Activity:
Check each line of the records below and collect those holding "name".

Material shown:

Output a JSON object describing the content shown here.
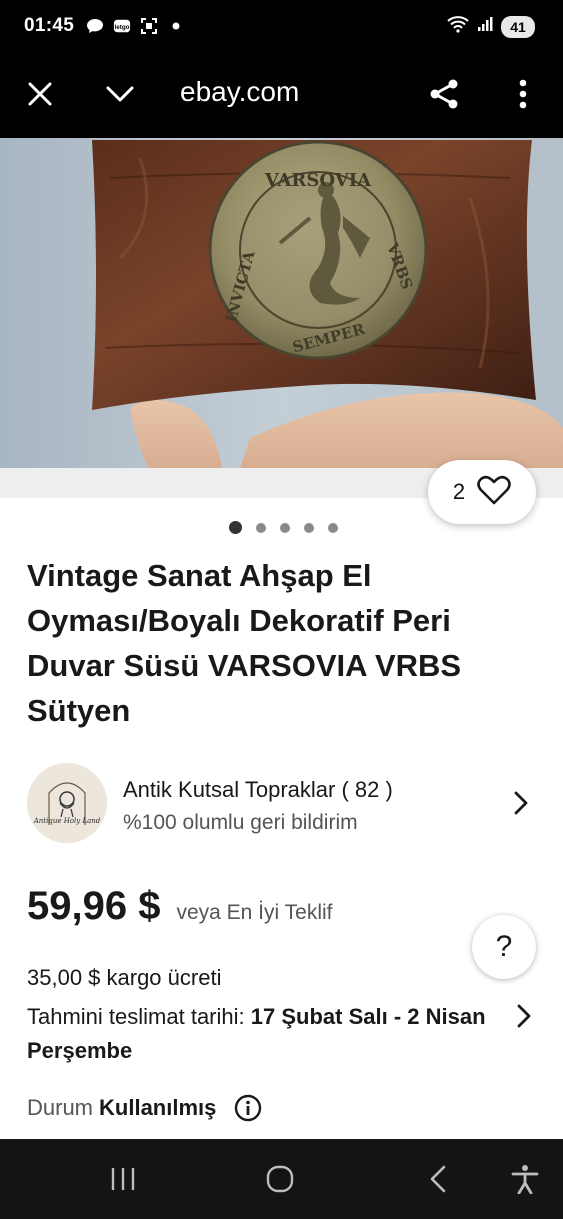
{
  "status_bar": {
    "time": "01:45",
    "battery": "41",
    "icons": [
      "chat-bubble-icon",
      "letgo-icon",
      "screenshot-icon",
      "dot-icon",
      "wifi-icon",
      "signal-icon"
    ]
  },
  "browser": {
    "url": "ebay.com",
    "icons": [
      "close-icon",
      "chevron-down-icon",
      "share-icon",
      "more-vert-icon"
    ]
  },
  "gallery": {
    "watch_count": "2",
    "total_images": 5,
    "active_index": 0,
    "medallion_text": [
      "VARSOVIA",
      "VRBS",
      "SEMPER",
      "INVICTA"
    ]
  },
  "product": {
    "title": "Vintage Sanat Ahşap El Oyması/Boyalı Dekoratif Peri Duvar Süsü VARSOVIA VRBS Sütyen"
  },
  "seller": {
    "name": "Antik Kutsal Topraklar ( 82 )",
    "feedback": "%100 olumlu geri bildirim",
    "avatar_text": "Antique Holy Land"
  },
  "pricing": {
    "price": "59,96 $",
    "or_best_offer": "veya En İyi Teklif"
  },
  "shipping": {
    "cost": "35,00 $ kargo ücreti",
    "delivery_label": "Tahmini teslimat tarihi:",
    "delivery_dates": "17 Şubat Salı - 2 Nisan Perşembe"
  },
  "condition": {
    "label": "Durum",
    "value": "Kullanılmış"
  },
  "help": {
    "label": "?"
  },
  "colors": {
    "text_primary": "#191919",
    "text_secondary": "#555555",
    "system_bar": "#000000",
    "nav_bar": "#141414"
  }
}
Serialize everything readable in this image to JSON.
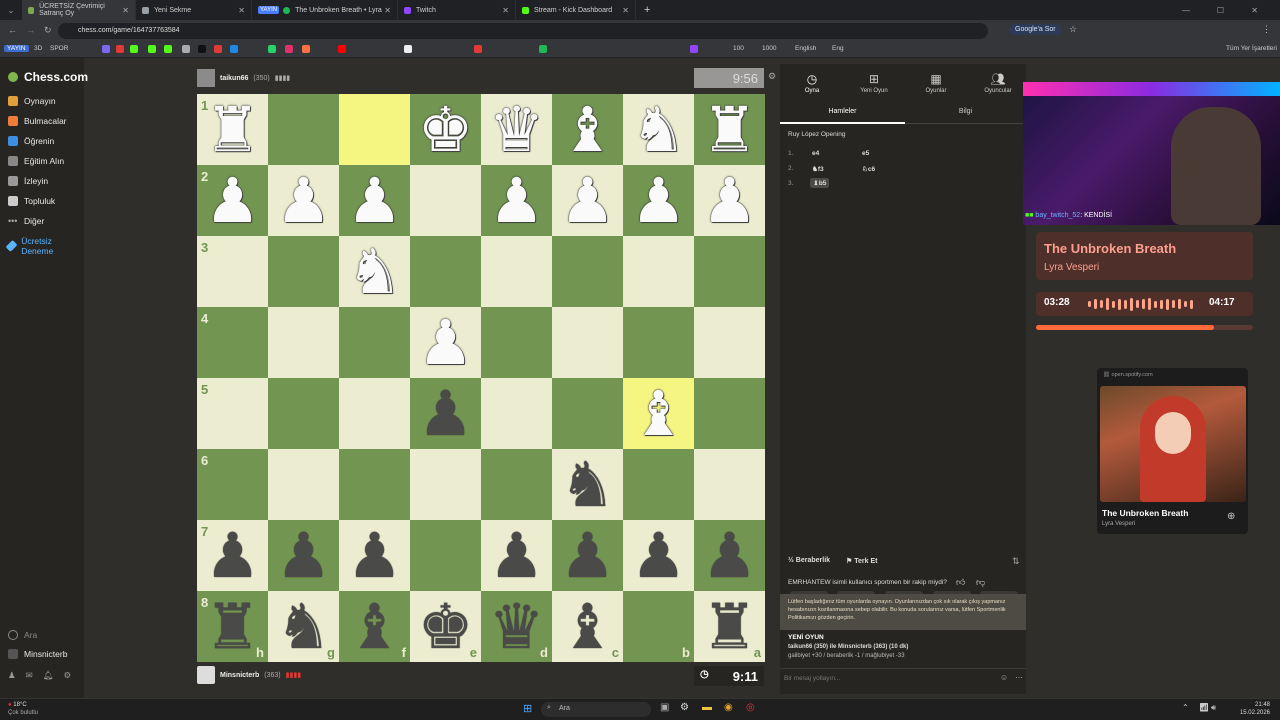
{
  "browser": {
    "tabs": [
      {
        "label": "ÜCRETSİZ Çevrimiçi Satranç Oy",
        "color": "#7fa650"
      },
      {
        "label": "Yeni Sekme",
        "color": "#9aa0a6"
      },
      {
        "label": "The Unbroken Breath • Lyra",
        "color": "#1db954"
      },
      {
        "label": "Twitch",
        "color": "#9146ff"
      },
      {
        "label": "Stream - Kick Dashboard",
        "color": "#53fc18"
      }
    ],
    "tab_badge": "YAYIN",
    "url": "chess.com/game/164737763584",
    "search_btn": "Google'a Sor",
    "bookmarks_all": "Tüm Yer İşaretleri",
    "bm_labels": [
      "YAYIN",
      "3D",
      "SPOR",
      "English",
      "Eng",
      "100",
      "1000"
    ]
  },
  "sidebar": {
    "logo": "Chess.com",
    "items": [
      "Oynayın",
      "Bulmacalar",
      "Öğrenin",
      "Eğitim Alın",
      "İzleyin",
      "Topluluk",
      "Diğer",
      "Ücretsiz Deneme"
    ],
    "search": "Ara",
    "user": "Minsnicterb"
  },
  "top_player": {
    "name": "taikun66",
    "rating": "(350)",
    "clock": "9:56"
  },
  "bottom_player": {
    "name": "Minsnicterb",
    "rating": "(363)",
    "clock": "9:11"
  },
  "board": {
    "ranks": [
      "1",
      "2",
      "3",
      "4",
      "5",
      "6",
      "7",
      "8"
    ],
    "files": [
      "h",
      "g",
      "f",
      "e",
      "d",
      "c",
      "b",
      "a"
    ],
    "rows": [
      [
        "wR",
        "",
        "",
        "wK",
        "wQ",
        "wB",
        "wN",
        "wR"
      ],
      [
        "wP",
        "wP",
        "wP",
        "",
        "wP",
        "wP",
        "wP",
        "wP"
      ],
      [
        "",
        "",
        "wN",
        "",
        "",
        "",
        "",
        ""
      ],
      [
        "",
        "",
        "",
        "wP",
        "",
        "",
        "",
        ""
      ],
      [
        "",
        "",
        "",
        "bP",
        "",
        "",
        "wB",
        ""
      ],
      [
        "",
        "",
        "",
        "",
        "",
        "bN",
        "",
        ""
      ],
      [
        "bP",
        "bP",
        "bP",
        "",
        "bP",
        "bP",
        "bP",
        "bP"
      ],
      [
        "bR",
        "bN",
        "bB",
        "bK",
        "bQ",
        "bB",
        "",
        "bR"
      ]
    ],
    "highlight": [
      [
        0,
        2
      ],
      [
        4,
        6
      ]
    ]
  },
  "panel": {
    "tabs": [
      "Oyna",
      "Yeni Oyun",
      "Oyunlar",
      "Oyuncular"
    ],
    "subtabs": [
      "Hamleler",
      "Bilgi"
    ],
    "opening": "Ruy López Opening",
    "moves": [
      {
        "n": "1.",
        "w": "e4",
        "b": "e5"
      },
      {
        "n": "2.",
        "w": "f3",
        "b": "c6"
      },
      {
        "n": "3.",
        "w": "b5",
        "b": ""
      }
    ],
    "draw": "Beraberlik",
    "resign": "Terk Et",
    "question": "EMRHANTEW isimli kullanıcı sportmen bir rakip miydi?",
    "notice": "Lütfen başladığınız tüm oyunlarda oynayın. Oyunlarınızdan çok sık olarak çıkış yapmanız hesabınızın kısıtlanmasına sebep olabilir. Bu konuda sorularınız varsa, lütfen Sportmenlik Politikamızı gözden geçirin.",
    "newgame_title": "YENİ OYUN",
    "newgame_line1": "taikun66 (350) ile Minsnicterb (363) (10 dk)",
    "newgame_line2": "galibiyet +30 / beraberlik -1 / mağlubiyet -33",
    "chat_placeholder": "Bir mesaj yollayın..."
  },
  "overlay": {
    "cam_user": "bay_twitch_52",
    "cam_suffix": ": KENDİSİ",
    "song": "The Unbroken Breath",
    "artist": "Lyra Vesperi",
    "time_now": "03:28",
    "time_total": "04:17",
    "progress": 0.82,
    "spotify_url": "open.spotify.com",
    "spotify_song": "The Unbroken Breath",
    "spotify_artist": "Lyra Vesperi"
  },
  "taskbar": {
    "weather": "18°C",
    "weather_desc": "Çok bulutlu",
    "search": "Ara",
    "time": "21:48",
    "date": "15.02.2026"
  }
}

Solved exercise:
    "name": "Antik Kutsal Topraklar ( 82 )",
    "name": "taikun66",
    "name": "Minsnicterb",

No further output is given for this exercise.